» **Extracted information**:
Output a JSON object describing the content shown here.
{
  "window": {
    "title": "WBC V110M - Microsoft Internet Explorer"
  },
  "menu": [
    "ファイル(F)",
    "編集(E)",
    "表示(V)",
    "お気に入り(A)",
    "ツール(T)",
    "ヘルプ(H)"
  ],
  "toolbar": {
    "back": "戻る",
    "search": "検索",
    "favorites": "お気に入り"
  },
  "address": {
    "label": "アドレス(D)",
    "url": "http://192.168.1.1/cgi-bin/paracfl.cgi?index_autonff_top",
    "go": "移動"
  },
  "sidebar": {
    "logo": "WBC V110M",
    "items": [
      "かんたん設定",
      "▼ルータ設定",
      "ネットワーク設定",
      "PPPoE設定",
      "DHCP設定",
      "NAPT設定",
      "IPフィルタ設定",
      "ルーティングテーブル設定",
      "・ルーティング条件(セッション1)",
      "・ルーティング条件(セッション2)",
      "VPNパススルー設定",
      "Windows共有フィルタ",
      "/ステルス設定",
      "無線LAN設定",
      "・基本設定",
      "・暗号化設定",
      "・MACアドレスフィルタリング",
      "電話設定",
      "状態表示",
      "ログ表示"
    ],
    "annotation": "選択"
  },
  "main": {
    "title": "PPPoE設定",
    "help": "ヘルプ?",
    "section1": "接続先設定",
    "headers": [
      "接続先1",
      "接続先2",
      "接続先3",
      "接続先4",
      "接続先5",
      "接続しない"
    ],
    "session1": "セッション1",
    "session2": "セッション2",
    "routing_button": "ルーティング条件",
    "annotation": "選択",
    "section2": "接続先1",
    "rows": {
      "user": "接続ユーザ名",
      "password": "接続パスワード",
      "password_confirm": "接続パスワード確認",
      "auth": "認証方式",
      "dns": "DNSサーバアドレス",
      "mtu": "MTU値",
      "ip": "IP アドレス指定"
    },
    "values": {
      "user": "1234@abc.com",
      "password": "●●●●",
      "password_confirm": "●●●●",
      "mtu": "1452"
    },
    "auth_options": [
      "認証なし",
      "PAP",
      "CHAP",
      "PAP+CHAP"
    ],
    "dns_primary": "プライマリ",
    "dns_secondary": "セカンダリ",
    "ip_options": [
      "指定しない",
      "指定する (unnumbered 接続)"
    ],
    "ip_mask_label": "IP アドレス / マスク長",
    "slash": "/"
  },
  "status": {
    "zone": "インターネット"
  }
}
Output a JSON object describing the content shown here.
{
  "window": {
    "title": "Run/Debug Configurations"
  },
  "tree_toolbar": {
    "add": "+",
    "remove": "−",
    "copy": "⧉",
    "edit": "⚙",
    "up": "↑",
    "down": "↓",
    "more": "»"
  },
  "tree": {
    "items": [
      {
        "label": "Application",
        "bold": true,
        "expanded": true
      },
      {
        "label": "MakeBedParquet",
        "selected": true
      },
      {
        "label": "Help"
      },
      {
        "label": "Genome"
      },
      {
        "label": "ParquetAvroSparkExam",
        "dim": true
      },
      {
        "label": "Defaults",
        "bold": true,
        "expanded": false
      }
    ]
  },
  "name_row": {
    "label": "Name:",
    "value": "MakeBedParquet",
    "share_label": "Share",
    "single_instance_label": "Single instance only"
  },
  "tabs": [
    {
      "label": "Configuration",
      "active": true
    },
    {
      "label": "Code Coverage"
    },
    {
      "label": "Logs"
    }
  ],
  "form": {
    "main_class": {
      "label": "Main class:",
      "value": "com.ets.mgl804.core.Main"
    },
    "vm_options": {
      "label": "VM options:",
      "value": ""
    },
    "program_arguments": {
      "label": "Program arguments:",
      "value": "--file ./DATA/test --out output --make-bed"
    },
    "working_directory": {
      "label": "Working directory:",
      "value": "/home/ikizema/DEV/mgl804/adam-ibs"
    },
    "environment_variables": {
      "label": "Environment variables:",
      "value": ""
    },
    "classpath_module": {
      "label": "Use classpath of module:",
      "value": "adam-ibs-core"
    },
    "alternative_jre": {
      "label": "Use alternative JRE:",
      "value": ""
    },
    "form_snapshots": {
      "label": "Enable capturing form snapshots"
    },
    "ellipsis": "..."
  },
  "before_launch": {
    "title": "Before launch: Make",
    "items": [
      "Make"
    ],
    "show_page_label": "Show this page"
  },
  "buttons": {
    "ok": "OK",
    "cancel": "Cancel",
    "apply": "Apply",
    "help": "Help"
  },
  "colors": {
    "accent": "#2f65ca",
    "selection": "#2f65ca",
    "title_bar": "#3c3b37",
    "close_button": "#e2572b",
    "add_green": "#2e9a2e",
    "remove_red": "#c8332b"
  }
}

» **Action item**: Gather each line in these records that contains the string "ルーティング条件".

» **Reply**:
      "・ルーティング条件(セッション1)",
      "・ルーティング条件(セッション2)",
    "routing_button": "ルーティング条件",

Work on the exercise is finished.